There are plenty of books about the great naval actions of the many wars Britain fought between 1793 and 1815. Battles between fleets of massive line-of-battle ships and the exploits of dashing frigate Captains are well-documented. But there is very little written about the junior officers; those who commanded the smaller ships of war or who led the dangerous cutting out expeditions and attacked fortifications on enemy shores.
Young Heroes contains over forty true accounts and stories from the Revolutionary War, the Napoleonic War, and the War of 1812 between the USA and Britain. Many of the stories would be totally unbelievable if presented in works of fiction. Who would believe British seamen rowing thirty miles before attacking an enemy vessel? Who would accept a party of completely outnumbered men attacking well-armed defenders with just wooden staves, or the honour for a successful action going to a man who wasn’t even there? And what about a Royal Navy Captain who decided to maroon a young Cornishman on a real desert island and calmly sail away, or the surprising link between a United States’ schooner and a massacre at Dartmoor Prison? There’s also the tale of the bloodiest mutiny in British naval history and, arguably, the most daring cutting out. They are all here.
Those involved were real people – mostly well under thirty years of age – and they were incredibly brave and resourceful. But who, these days, has ever heard of men like Jeremiah Coghlan, Eaton Travers and Watkin Pell to name but three? But perhaps more importantly for modern readers who may have had ancestors fighting in those days, the names of many of the protagonists are listed.
The stories paint a vivid picture of their values and morals and – particularly – of their sense of honour and of how incredibly brave they could be in the face of the enemy.

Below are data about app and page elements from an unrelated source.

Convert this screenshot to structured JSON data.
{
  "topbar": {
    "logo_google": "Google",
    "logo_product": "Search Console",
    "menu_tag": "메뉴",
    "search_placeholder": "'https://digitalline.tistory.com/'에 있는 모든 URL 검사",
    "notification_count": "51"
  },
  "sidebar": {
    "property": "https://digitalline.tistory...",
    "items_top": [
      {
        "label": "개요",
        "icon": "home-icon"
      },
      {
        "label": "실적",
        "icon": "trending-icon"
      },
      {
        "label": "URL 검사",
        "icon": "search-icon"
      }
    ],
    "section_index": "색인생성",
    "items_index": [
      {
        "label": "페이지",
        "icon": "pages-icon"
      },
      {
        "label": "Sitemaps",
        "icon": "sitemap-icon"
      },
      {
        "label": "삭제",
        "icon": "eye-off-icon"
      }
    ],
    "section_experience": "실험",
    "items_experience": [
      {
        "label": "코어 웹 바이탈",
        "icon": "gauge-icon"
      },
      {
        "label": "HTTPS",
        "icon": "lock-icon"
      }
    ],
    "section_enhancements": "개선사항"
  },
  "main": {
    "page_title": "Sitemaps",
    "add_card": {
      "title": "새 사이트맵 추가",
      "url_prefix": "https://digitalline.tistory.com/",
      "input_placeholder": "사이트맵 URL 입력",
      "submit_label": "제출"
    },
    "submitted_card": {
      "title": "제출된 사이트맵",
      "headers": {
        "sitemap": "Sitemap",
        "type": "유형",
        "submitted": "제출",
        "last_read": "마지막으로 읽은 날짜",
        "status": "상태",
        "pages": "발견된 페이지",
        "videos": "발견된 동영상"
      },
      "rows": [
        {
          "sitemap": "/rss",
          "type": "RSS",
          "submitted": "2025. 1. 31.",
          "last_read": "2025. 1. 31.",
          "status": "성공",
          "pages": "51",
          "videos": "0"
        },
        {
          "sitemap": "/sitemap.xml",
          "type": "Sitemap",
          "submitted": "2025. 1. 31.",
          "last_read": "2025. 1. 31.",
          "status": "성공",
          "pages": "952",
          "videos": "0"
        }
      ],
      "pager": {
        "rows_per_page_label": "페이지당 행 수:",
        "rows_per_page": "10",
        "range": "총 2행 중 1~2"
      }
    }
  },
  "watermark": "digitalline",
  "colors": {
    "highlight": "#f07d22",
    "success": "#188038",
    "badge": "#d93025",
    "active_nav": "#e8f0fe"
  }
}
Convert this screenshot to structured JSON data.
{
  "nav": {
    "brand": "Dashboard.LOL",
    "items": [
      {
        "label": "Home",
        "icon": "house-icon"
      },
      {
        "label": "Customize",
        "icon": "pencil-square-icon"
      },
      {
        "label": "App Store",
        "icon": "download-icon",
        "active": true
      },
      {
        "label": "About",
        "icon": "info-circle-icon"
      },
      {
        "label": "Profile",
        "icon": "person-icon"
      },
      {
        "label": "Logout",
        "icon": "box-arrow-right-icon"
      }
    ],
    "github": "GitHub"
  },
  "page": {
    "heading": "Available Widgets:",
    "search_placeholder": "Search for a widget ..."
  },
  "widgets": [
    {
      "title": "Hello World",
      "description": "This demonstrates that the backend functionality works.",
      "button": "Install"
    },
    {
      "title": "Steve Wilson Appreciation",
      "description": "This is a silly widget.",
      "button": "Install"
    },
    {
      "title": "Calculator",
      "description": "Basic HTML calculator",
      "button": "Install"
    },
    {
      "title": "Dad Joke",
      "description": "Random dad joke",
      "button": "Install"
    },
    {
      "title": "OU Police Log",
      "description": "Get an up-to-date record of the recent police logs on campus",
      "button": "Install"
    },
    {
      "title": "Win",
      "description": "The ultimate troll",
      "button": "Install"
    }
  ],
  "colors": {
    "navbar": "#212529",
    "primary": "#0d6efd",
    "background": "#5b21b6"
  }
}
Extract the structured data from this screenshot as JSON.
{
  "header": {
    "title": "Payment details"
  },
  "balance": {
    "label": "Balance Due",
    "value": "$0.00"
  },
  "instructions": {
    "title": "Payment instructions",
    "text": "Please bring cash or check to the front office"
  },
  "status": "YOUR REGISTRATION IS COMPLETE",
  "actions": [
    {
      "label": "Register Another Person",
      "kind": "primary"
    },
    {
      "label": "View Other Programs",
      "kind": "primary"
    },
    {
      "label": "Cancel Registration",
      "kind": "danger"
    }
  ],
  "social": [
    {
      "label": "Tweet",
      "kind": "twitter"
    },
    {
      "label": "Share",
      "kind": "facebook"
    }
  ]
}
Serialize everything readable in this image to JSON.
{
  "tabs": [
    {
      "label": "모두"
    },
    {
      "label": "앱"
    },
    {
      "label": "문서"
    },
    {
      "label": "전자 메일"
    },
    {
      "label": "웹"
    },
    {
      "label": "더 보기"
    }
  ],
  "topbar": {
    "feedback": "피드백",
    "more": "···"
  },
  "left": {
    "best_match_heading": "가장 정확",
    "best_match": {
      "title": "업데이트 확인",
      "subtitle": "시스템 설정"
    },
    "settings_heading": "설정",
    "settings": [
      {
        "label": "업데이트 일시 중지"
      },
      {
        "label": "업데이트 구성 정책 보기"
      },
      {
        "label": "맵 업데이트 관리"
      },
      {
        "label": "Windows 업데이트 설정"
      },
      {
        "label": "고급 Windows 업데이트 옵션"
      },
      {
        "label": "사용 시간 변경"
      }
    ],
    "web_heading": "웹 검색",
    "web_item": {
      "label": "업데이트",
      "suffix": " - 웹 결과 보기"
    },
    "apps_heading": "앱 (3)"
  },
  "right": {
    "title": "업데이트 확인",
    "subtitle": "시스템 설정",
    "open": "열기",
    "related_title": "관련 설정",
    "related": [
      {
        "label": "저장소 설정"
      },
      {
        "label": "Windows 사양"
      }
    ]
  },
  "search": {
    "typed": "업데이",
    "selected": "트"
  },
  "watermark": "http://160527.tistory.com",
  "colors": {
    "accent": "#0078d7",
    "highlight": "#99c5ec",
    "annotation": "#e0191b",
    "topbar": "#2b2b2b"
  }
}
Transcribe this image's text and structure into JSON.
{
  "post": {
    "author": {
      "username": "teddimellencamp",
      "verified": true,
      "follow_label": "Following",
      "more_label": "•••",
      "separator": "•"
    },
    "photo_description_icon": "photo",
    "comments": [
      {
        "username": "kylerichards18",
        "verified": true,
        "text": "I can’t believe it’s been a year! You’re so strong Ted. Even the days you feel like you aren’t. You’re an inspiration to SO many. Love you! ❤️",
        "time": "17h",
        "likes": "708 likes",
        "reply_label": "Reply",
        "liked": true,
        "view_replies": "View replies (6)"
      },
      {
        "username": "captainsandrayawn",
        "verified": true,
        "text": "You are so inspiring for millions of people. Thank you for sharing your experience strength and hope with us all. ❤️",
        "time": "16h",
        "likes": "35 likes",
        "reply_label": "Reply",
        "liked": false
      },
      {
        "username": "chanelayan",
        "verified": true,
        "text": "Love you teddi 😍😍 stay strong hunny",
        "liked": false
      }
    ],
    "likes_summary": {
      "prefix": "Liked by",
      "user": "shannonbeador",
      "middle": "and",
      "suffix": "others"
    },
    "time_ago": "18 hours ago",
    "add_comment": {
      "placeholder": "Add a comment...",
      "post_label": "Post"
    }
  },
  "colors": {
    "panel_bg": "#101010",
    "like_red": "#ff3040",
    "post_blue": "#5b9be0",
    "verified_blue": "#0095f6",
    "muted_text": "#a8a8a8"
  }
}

Author: Keith C. Pye
Title: Young Heroes
First Published by:
Date: 29 May 2015